One must remember that enums cannot be used with the ‘string’ data type. So, before you add your value inside quotation marks and add other elements to connect your C# enum to string, just know that it cannot be done and you will only be thrown an exception.

Enum is an abstract class that includes static helper methods to work with enums. Some of the main methods are as follows:

  • GetName () – Returns the name of the constant of the specified value of specified enum.
  • GetNames () – Returns an array of string name of all the constant of specified enum.
  • TryParse () – Converts the string representation of the name or numeric value of one or more enumerated constants to an equivalent enumerated object. The reurn value indicates whether the conversion succeeded or not.

Without further ado, let us try these three main methods in enum to see what results they provide.

namespace csharp
{
public class Program
{
public static void Main(string[] args)
{
Console.WriteLine(“GetName()”);
Console.WriteLine(Enum.GetName(typeof(Months),5))
Console.WriteLine(“GetNames()”);
foreach(string str in Enum.GetNames(typeof(Months)))
Console.WriteLine(str);
Console.WriteLine(“TryParse()”);
// The TryParse method will return a value which indicates whether the conversion succeeded or not, thus, we will have to define a variable of the enum that you have established
Months mtEnum;
Enum.TryParse<Months>(“1” out mtEnum);
Console.WriteLine(mtEnum);
// What this simply does is, it checks for the value ‘1’ in the enum that we have defined as ‘mtEnum’ If the value exists, it will convert it to the actual Month name ‘January’ and display that.
}
enum Months
{
January = 1,
February,
March,
April,
May, 
June
}
}
}

OUTPUT:

GetName()

May

GetNames()

January

February

March

April

May

June

TryParse()

January

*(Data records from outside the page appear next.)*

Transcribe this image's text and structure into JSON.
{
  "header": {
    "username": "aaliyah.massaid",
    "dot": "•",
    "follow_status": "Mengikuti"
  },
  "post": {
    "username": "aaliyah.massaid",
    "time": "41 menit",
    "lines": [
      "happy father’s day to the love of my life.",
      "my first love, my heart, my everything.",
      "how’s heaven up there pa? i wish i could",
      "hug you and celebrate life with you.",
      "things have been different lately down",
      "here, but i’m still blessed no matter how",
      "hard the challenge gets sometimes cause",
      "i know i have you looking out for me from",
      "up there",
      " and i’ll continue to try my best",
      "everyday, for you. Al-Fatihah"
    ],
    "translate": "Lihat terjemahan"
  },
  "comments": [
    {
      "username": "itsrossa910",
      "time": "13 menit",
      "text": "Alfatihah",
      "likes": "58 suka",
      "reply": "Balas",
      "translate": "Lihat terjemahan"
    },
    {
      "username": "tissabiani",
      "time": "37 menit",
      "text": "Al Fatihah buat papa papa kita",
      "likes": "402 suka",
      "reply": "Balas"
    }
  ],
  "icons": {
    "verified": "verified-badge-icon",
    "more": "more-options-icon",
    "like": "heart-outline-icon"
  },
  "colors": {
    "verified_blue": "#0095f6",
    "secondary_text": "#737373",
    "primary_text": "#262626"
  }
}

As you can see, the ‘GetName()’ method helped us recall the name of the month to which we had attributed the value ‘5’. The ‘GetNames()’ method helped us recall all the elements within the ‘Months’ enum that we had established and finally, the ‘TryParse()’ method helped us identify a variable for our enum, establish a particular value and the retrieve the element that corresponds to that particular value. In the above-mentioned example, ‘mtEnum’ was the variable and ‘1’ was the value. If the value ‘1’ existed within the variable ‘mtEnum,’ then the program would generate the element that is associated with the value ‘1’, which is ‘January’. 

Ideally, you should always use C# enums especially when variable, mostly a parameter of a method, can not take more than one out of a small group of values. The use of enums instead of string codes or integers you can significantly avoid errors from passing as invalid constants by increasing compile time. 

Another factor to remember is that the usage of too many enums within your code signifies that your methods are doing way too much. It is always better to not have just one method that takes up all the responsibilities, but instead, have several separate methods that can divide the tasks and increase overall compile time. All in all, C# enums increase the likelihood of accuracy and accessibility in terms of how understandable your code is, without the need to write a lot of unnecessary jargon.

And with that, we come to an end with our crash course on how to go about using C# enums, why you should use them, and how you can make them work for you. Enums, if used well, can improve your C# journey and ease your learning experience. Most C# programmers use enums and other such concepts as shortcuts to otherwise long and cumbersome coding processes. You can also lookup how to associate other types of data to your enums to further learn about this particular topic, but this article should give you more than enough material to get you started and want to learn more. 

Leave a Comment

Pin It on Pinterest